The remains of that plantation home and two dependencies are the focal point of the Kingsmill Plantation site and its historical marker, which overlook The Green. Richard Kingsmill, the original landowner, and the Burwells would, no doubt, be pleased to see that the current residents can, by a short walk, still access the James River which was the site of the Burwell's 18th century landing dock and warehouse complex.

An important feature of this community is a social committee that offers its residents an active agenda of memorable events such as a Christmas dinner, wine and appetizer events, and a monthly men's breakfast, all geared toward ensuring life is good in The Green.  


Burwell's Green is governed by a group of volunteer residents elected to the Burwell's Green PAC.  The PAC serves as an advisor to the Kingsmill Community Services Association's (KCSA) Board of Directors on such matters as matters as maintenance, painting cycles and landscaping.  Below are the names of the current PAC and their areas of responsibility.   


If you are interested in serving on your PAC, please submit a Statement of Interest form (located in the right hand column.)                            

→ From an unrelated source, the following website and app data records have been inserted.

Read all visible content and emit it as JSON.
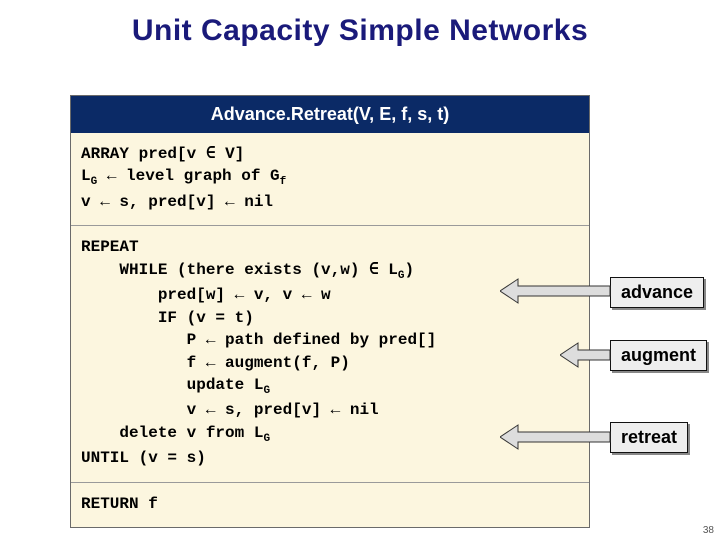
{
  "title": "Unit Capacity Simple Networks",
  "header": "Advance.Retreat(V, E, f, s, t)",
  "code": {
    "block1_l1a": "ARRAY pred[v ",
    "block1_l1b": " V]",
    "block1_l2a": "L",
    "block1_l2_sub": "G",
    "block1_l2b": " ← level graph of G",
    "block1_l2_sub2": "f",
    "block1_l3": "v ← s, pred[v] ← nil",
    "block2_l1": "REPEAT",
    "block2_l2a": "    WHILE (there exists (v,w) ",
    "block2_l2b": " L",
    "block2_l2_sub": "G",
    "block2_l2c": ")",
    "block2_l3": "        pred[w] ← v, v ← w",
    "block2_l4": "        IF (v = t)",
    "block2_l5": "           P ← path defined by pred[]",
    "block2_l6": "           f ← augment(f, P)",
    "block2_l7a": "           update L",
    "block2_l7_sub": "G",
    "block2_l8": "           v ← s, pred[v] ← nil",
    "block2_l9a": "    delete v from L",
    "block2_l9_sub": "G",
    "block2_l10": "UNTIL (v = s)",
    "block3_l1": "RETURN f"
  },
  "labels": {
    "advance": "advance",
    "augment": "augment",
    "retreat": "retreat"
  },
  "glyphs": {
    "element": "∈"
  },
  "pagenum": "38"
}
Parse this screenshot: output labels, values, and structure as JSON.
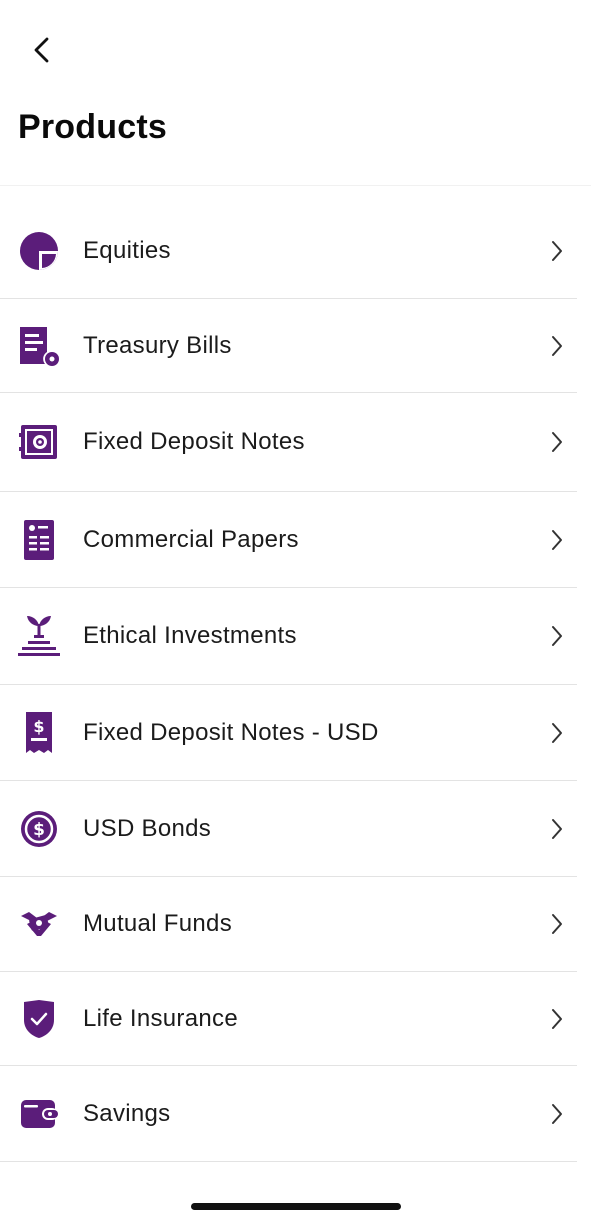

 Parcel Chair Bill Geary 154
(757) 561-1618
Vice Chair/Landscape Maintenance Lynn McIntyre 120
(757) 378-5158
Budget Randa Globerman 124
(917) 882-6397
 Secretary Margaret Price 160
(703) 338-0353
Maintenance Co-Chair Lynn Brown 134
(703) 489-3182
Maintenance Co-Chair Nolan Forness 110
(703) 801-7222
All Burwell's Green owners and residents are encouraged to attend monthly PAC meetings.  The floor is open for all to address the PAC on issues of concern, following the usual committee reports.  Attending these meetings is your best opportunity to discuss issues over which you are concerned.
PAC Weds, Jan 17 7 p.m. MBRC Room A
PAC Weds, Apr 17 7 p.m. MBRC Room A
PAC Weds, July 17 7 p.m. MBRC Room A
Annual & PAC Weds, Oct 23 7 p.m. MBRC Room A



  • Weekly trash pick-up is on Tuesday. 
  • Bulk pick-up is every other Thursday at curbside. (See KCSA calendar for dates)


  • Every other Friday at 7 a.m. curbside. (See KCSA calendar for dates)


Exterior staining of all 32 units is done by the parcel on a eight-year cycle.  The last staining cycle was completed in 2019. A few months before staining begins, letters are sent to property owners, reminding them of needed repairs prior to staining.  
For the period between staining cycles, the homeowner is responsible for restaining any chipping or peeling areas.  The approved colors and formulas are available on the link in the right-hand column.